With her research interests focusing on teacher organizing, Valdez has organized several grassroots organizations in LA, and in 2012, helped establish the People’s Education Movement for educators of color. The organization’s work was documented in her co-authored 2016 article “Solidarity with the People: Organizing to Disrupt Teacher Alienation,” published in Equity and Excellence in EducationShe also serves as communications co-chair of the American Educational Research Association’s Critical Educators for Social Justice Special Interest Group. 

Valdez, assistant professor of elementary and bilingual education, earned her doctorate in urban schooling at UCLA and master’s degree in teaching from USC, where she also completed the multiple subject teaching credential program. She holds a bachelor’s degree in child and family development from San Diego State University. Before coming to CSUF, she taught in the Department of Teacher Education at Cal State Monterey Bay.  

What inspired you to go into this field?

Education has always been my passion. My mother was a teacher, so I knew I wanted to do the same by the time I was in middle school. I am thrilled to prepare the next generation of educators to create just, equitable and inclusive classrooms.

What do you hope students learn from your teaching?

My goals are to provide my students with the educational theory necessary to inform their teaching practice and to support them in connecting theory-to-practical applications in the classroom. To avoid teacher turnover and burnout, I want to prepare my students to not only survive within the profession, but also to thrive within the profession.

What are your research interests?

My research interests include critical ethnic studies pedagogy — an interdisciplinary field focusing on colonial and racial projects that attempt to govern the relationship between people and land — and grassroots teacher organizing.

What would you like others to know about your area of study?

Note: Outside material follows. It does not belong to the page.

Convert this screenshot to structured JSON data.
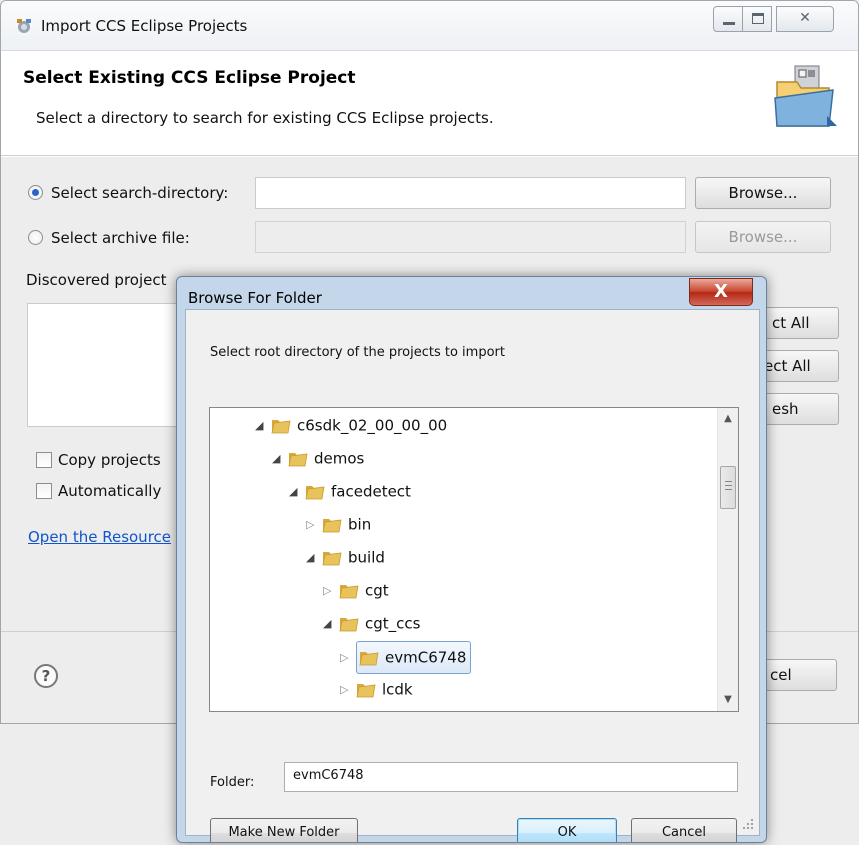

With research studies noting the positive effects of ethnic studies on student engagement and ‘agency’ — students’ exerting power to transform conditions — as well as positive effects on attendance rates, graduations rates and standardized test scores, it’s critical that we examine pragmatic ethnic studies approaches across K-8 settings.